#### Task:
Where a record holds a picture, leave the picture out; otherwise repeat every record exactly.

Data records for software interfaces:

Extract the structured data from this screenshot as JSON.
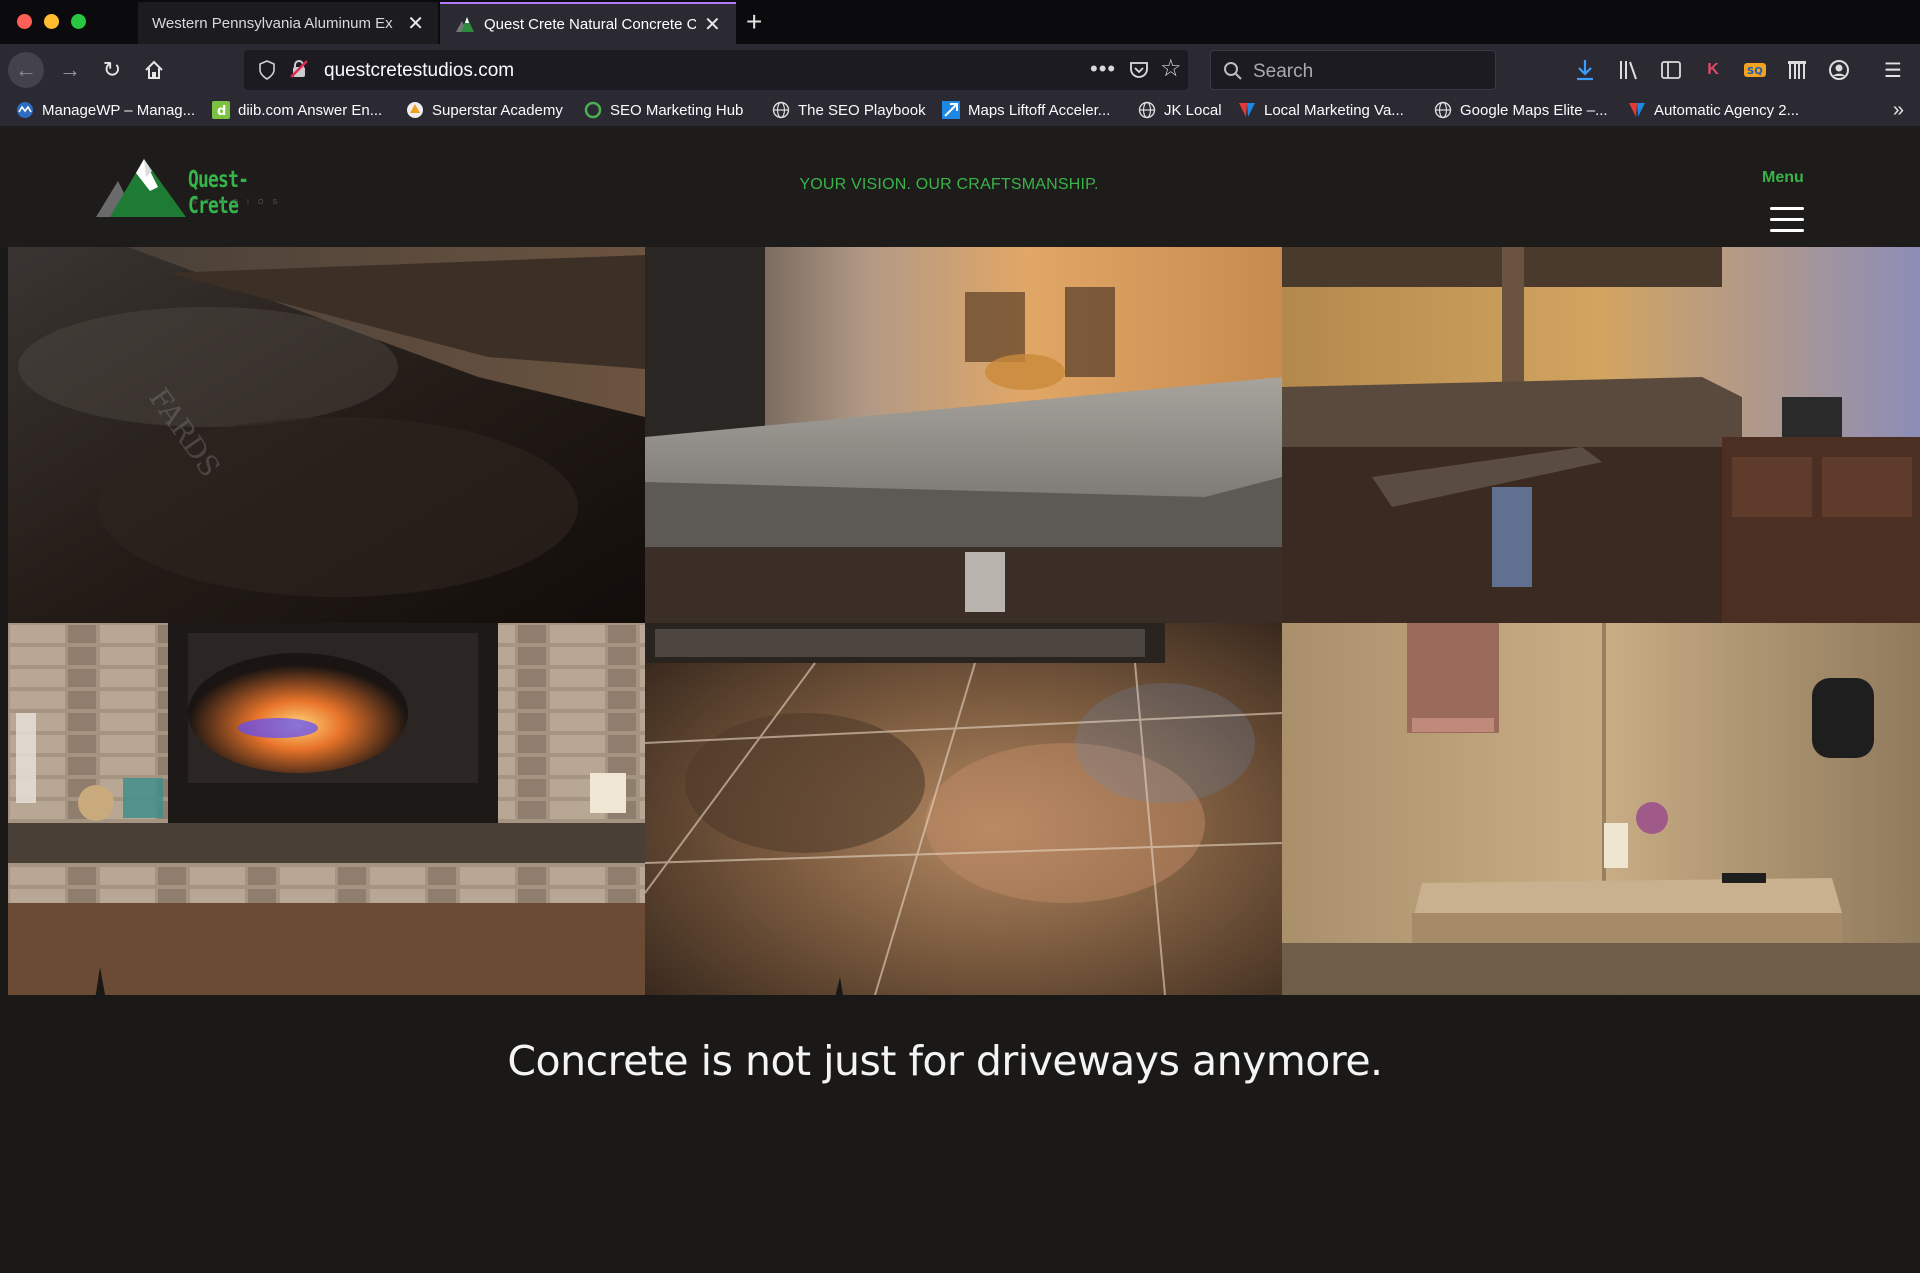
{
  "browser": {
    "tabs": [
      {
        "label": "Western Pennsylvania Aluminum Ex",
        "active": false
      },
      {
        "label": "Quest Crete Natural Concrete C",
        "active": true
      }
    ],
    "url": "questcretestudios.com",
    "search_placeholder": "Search",
    "bookmarks": [
      {
        "label": "ManageWP – Manag...",
        "icon": "managewp-icon"
      },
      {
        "label": "diib.com Answer En...",
        "icon": "diib-icon"
      },
      {
        "label": "Superstar Academy",
        "icon": "superstar-icon"
      },
      {
        "label": "SEO Marketing Hub",
        "icon": "seo-hub-icon"
      },
      {
        "label": "The SEO Playbook",
        "icon": "globe-icon"
      },
      {
        "label": "Maps Liftoff Acceler...",
        "icon": "maps-liftoff-icon"
      },
      {
        "label": "JK Local",
        "icon": "globe-icon"
      },
      {
        "label": "Local Marketing Va...",
        "icon": "local-marketing-icon"
      },
      {
        "label": "Google Maps Elite –...",
        "icon": "globe-icon"
      },
      {
        "label": "Automatic Agency 2...",
        "icon": "automatic-agency-icon"
      }
    ]
  },
  "site": {
    "logo_text": "Quest-Crete",
    "logo_sub": "STUDIOS",
    "tagline": "YOUR VISION. OUR CRAFTSMANSHIP.",
    "menu_label": "Menu",
    "headline": "Concrete is not just for driveways anymore.",
    "gallery": [
      {
        "name": "concrete-countertop-closeup"
      },
      {
        "name": "kitchen-countertop-edge"
      },
      {
        "name": "basement-bar-counter"
      },
      {
        "name": "fireplace-hearth"
      },
      {
        "name": "stained-concrete-floor"
      },
      {
        "name": "textured-wall-bench"
      }
    ],
    "colors": {
      "brand_green": "#3ab34a",
      "background": "#1a1917"
    }
  }
}
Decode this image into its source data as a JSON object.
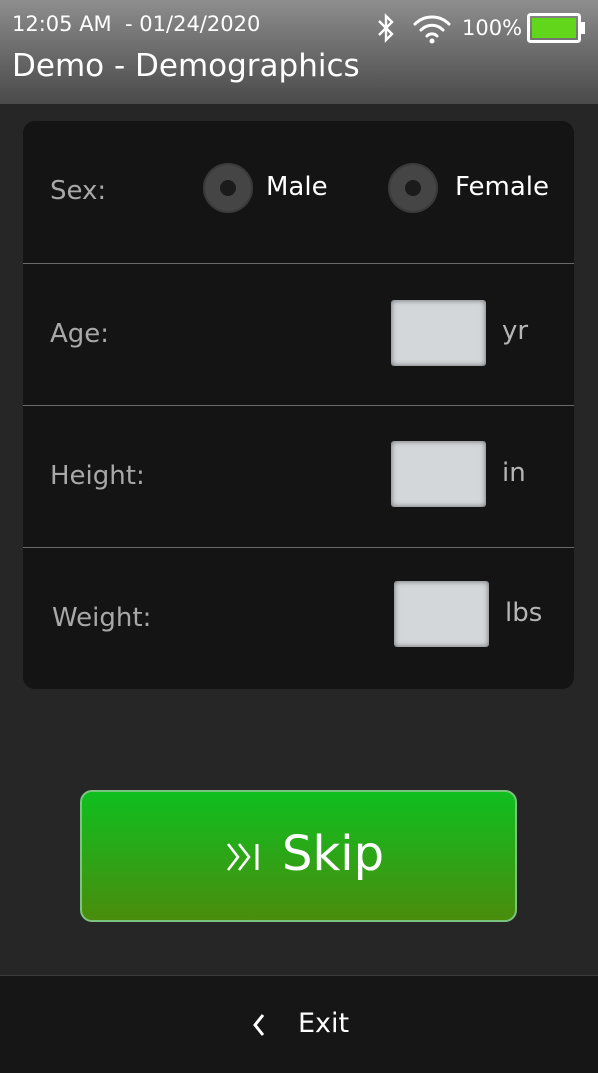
{
  "status_bar": {
    "time_date": "12:05 AM  - 01/24/2020",
    "battery_percent": "100%",
    "battery_level": 1.0,
    "battery_color": "#62d61a",
    "icons": [
      "bluetooth-icon",
      "wifi-icon",
      "battery-icon"
    ]
  },
  "header": {
    "title": "Demo - Demographics"
  },
  "form": {
    "sex": {
      "label": "Sex:",
      "options": [
        "Male",
        "Female"
      ],
      "selected": null
    },
    "age": {
      "label": "Age:",
      "value": "",
      "unit": "yr"
    },
    "height": {
      "label": "Height:",
      "value": "",
      "unit": "in"
    },
    "weight": {
      "label": "Weight:",
      "value": "",
      "unit": "lbs"
    }
  },
  "skip_button": {
    "label": "Skip",
    "icon": "skip-forward-icon",
    "color": "#1fb11a"
  },
  "footer": {
    "exit_label": "Exit",
    "icon": "chevron-left-icon"
  }
}
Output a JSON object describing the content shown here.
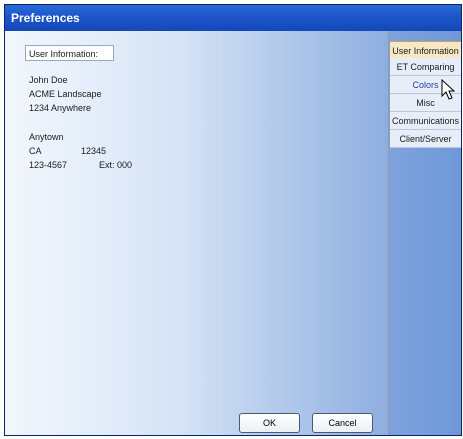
{
  "window": {
    "title": "Preferences"
  },
  "user_info": {
    "section_label": "User Information:",
    "name": "John Doe",
    "company": "ACME Landscape",
    "address": "1234 Anywhere",
    "city": "Anytown",
    "state": "CA",
    "zip": "12345",
    "phone": "123-4567",
    "ext": "Ext: 000"
  },
  "buttons": {
    "ok": "OK",
    "cancel": "Cancel"
  },
  "tabs": [
    {
      "label": "User Information"
    },
    {
      "label": "ET Comparing"
    },
    {
      "label": "Colors"
    },
    {
      "label": "Misc"
    },
    {
      "label": "Communications"
    },
    {
      "label": "Client/Server"
    }
  ],
  "icons": {
    "cursor": "arrow-cursor-icon"
  }
}
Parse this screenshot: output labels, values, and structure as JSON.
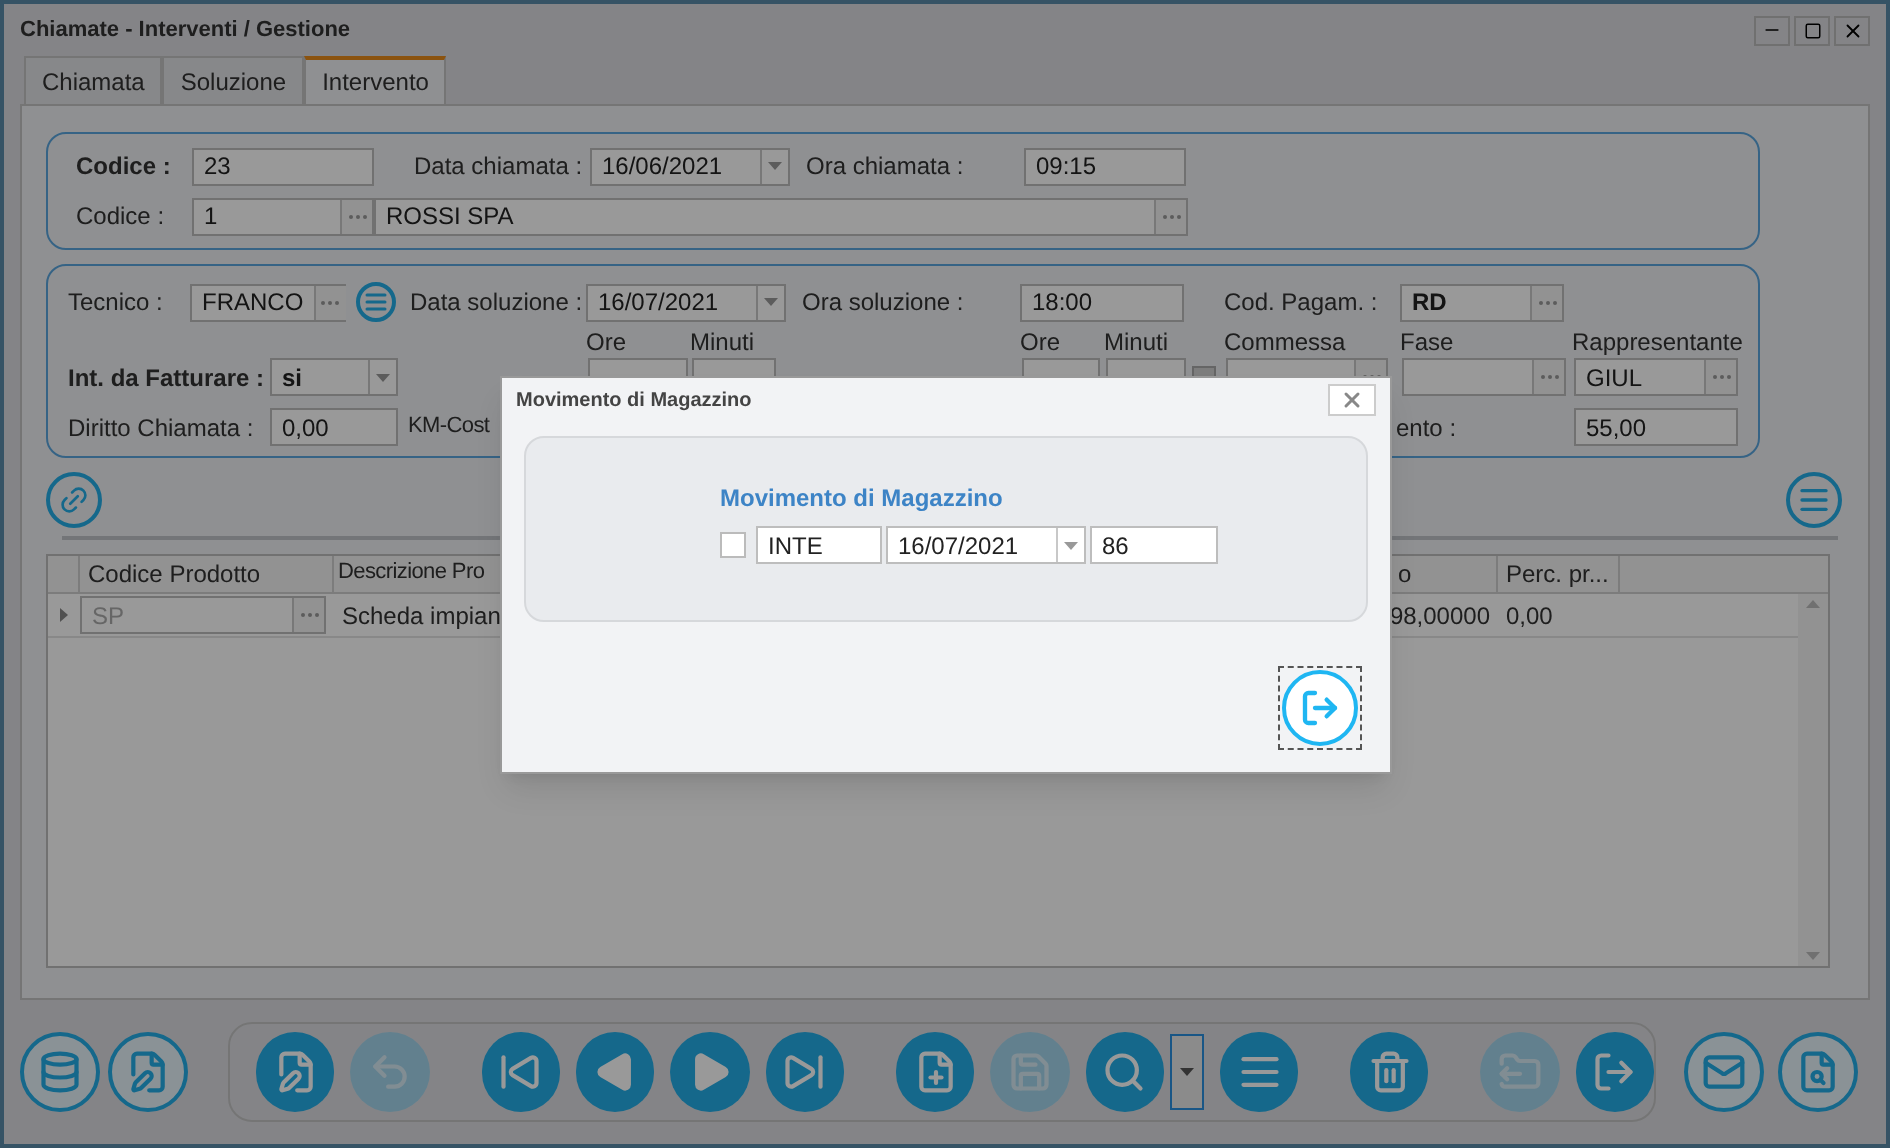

#### Written response:
Extract the structured data from this screenshot as JSON.
{
  "browser": {
    "tabs": [
      {
        "label": "Western Pennsylvania Aluminum Ex",
        "active": false
      },
      {
        "label": "Quest Crete Natural Concrete C",
        "active": true
      }
    ],
    "url": "questcretestudios.com",
    "search_placeholder": "Search",
    "bookmarks": [
      {
        "label": "ManageWP – Manag...",
        "icon": "managewp-icon"
      },
      {
        "label": "diib.com Answer En...",
        "icon": "diib-icon"
      },
      {
        "label": "Superstar Academy",
        "icon": "superstar-icon"
      },
      {
        "label": "SEO Marketing Hub",
        "icon": "seo-hub-icon"
      },
      {
        "label": "The SEO Playbook",
        "icon": "globe-icon"
      },
      {
        "label": "Maps Liftoff Acceler...",
        "icon": "maps-liftoff-icon"
      },
      {
        "label": "JK Local",
        "icon": "globe-icon"
      },
      {
        "label": "Local Marketing Va...",
        "icon": "local-marketing-icon"
      },
      {
        "label": "Google Maps Elite –...",
        "icon": "globe-icon"
      },
      {
        "label": "Automatic Agency 2...",
        "icon": "automatic-agency-icon"
      }
    ]
  },
  "site": {
    "logo_text": "Quest-Crete",
    "logo_sub": "STUDIOS",
    "tagline": "YOUR VISION. OUR CRAFTSMANSHIP.",
    "menu_label": "Menu",
    "headline": "Concrete is not just for driveways anymore.",
    "gallery": [
      {
        "name": "concrete-countertop-closeup"
      },
      {
        "name": "kitchen-countertop-edge"
      },
      {
        "name": "basement-bar-counter"
      },
      {
        "name": "fireplace-hearth"
      },
      {
        "name": "stained-concrete-floor"
      },
      {
        "name": "textured-wall-bench"
      }
    ],
    "colors": {
      "brand_green": "#3ab34a",
      "background": "#1a1917"
    }
  }
}
Decode this image into its source data as a JSON object.
{
  "status_bar": {
    "time_date": "12:05 AM  - 01/24/2020",
    "battery_percent": "100%",
    "battery_level": 1.0,
    "battery_color": "#62d61a",
    "icons": [
      "bluetooth-icon",
      "wifi-icon",
      "battery-icon"
    ]
  },
  "header": {
    "title": "Demo - Demographics"
  },
  "form": {
    "sex": {
      "label": "Sex:",
      "options": [
        "Male",
        "Female"
      ],
      "selected": null
    },
    "age": {
      "label": "Age:",
      "value": "",
      "unit": "yr"
    },
    "height": {
      "label": "Height:",
      "value": "",
      "unit": "in"
    },
    "weight": {
      "label": "Weight:",
      "value": "",
      "unit": "lbs"
    }
  },
  "skip_button": {
    "label": "Skip",
    "icon": "skip-forward-icon",
    "color": "#1fb11a"
  },
  "footer": {
    "exit_label": "Exit",
    "icon": "chevron-left-icon"
  }
}
Output a JSON object describing the content shown here.
{
  "window": {
    "title": "Preferences"
  },
  "user_info": {
    "section_label": "User Information:",
    "name": "John Doe",
    "company": "ACME Landscape",
    "address": "1234 Anywhere",
    "city": "Anytown",
    "state": "CA",
    "zip": "12345",
    "phone": "123-4567",
    "ext": "Ext: 000"
  },
  "buttons": {
    "ok": "OK",
    "cancel": "Cancel"
  },
  "tabs": [
    {
      "label": "User Information"
    },
    {
      "label": "ET Comparing"
    },
    {
      "label": "Colors"
    },
    {
      "label": "Misc"
    },
    {
      "label": "Communications"
    },
    {
      "label": "Client/Server"
    }
  ],
  "icons": {
    "cursor": "arrow-cursor-icon"
  }
}
Parse this screenshot: output labels, values, and structure as JSON.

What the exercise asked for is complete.